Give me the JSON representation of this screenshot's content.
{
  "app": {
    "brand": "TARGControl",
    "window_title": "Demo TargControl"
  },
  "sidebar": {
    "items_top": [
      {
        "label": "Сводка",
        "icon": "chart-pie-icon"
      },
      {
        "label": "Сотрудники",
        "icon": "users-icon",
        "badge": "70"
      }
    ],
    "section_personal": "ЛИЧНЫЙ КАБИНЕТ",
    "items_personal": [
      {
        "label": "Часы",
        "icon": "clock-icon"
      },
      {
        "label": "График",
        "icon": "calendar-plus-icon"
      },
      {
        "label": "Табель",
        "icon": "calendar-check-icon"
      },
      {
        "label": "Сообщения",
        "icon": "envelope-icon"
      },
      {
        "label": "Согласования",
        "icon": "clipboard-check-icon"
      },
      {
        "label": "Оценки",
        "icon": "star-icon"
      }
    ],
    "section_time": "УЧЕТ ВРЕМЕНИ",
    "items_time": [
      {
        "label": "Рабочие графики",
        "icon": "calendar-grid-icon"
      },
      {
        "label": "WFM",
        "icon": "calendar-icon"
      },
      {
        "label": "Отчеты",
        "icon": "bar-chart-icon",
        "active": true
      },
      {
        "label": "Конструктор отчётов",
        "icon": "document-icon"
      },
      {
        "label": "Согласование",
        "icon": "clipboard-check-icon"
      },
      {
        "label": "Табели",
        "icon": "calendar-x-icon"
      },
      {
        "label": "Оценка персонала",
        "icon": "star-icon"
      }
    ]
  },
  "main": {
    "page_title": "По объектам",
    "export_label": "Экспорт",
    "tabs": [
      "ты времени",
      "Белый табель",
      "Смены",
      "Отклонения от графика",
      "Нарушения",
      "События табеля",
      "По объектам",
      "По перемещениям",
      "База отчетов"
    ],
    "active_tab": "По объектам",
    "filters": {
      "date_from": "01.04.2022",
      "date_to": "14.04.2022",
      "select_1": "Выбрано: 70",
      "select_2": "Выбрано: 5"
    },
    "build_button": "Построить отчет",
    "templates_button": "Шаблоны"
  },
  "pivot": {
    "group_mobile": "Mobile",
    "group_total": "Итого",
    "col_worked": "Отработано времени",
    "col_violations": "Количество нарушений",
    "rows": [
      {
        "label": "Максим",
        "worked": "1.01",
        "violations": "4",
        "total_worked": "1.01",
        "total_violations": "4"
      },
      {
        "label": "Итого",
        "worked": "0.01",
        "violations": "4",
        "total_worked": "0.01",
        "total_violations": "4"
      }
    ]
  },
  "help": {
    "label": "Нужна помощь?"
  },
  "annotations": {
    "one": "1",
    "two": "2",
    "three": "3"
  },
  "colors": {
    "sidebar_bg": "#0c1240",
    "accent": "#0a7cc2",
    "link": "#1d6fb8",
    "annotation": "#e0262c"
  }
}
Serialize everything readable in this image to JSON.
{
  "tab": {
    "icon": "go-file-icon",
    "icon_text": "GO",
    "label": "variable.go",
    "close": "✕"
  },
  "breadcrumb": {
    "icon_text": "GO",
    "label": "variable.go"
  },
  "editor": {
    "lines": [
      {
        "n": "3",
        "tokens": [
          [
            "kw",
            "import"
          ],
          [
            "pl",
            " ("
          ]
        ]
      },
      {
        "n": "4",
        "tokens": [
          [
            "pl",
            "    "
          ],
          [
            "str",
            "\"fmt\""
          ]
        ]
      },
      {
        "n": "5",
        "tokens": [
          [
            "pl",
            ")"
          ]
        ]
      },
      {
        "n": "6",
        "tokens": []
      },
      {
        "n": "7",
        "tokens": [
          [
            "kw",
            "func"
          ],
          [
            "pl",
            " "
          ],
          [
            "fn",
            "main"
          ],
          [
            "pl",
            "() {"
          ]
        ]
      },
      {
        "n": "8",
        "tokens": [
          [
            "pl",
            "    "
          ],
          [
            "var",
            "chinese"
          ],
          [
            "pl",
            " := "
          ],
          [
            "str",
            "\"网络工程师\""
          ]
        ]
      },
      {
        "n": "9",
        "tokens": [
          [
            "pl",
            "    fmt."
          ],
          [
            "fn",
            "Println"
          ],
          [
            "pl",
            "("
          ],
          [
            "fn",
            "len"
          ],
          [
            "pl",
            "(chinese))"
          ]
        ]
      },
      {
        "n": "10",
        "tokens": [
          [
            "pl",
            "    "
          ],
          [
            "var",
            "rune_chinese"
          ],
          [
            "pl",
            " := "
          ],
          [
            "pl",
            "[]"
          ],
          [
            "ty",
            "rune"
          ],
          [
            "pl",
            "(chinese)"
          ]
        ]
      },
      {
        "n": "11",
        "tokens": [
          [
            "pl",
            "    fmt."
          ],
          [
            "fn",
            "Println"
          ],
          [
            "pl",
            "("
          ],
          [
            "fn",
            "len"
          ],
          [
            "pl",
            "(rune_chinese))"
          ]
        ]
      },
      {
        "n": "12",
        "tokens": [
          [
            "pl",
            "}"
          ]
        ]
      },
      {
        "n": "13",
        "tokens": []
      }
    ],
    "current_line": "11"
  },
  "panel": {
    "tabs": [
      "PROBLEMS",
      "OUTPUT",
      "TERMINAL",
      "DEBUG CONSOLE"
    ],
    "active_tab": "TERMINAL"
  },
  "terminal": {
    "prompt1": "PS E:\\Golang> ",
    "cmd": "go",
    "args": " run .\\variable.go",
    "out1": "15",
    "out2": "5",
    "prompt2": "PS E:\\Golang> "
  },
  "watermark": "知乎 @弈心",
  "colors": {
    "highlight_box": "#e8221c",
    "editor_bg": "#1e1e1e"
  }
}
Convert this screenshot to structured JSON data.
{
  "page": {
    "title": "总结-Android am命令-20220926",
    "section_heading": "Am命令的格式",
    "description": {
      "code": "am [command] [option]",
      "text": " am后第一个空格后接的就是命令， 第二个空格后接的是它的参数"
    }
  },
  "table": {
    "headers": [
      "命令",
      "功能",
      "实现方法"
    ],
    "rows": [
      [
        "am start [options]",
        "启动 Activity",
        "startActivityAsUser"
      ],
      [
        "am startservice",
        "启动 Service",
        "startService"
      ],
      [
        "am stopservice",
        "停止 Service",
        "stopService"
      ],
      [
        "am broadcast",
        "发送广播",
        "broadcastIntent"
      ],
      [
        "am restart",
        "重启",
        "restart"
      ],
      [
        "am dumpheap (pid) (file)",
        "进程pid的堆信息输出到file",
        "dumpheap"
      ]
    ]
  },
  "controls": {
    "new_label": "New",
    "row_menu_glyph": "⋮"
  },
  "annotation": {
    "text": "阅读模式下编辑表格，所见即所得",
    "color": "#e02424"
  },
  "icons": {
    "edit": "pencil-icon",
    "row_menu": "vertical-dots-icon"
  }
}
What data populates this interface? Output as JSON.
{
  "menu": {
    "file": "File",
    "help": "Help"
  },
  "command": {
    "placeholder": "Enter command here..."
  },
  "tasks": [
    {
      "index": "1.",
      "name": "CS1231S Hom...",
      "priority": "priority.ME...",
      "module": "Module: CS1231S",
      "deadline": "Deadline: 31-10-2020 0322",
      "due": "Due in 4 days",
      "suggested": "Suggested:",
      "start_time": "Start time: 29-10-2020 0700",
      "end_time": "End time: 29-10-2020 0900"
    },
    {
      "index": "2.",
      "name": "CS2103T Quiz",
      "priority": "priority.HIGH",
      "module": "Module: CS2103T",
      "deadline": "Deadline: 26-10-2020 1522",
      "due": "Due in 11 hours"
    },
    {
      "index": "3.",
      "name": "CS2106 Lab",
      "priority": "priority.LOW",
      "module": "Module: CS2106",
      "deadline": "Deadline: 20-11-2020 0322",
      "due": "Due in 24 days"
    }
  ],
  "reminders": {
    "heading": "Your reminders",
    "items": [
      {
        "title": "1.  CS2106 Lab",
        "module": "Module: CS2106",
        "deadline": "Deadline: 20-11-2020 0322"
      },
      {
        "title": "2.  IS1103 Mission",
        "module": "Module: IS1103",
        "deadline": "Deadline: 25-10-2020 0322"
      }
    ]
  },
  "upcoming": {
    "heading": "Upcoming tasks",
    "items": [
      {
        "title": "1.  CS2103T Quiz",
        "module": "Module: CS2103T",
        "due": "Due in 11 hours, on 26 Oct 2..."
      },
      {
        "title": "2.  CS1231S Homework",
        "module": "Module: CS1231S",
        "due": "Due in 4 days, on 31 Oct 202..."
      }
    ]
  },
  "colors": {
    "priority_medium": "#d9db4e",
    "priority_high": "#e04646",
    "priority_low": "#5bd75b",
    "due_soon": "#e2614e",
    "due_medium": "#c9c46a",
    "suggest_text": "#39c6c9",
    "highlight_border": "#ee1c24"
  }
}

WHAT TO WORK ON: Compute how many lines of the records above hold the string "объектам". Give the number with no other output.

ANSWER SPACE: 3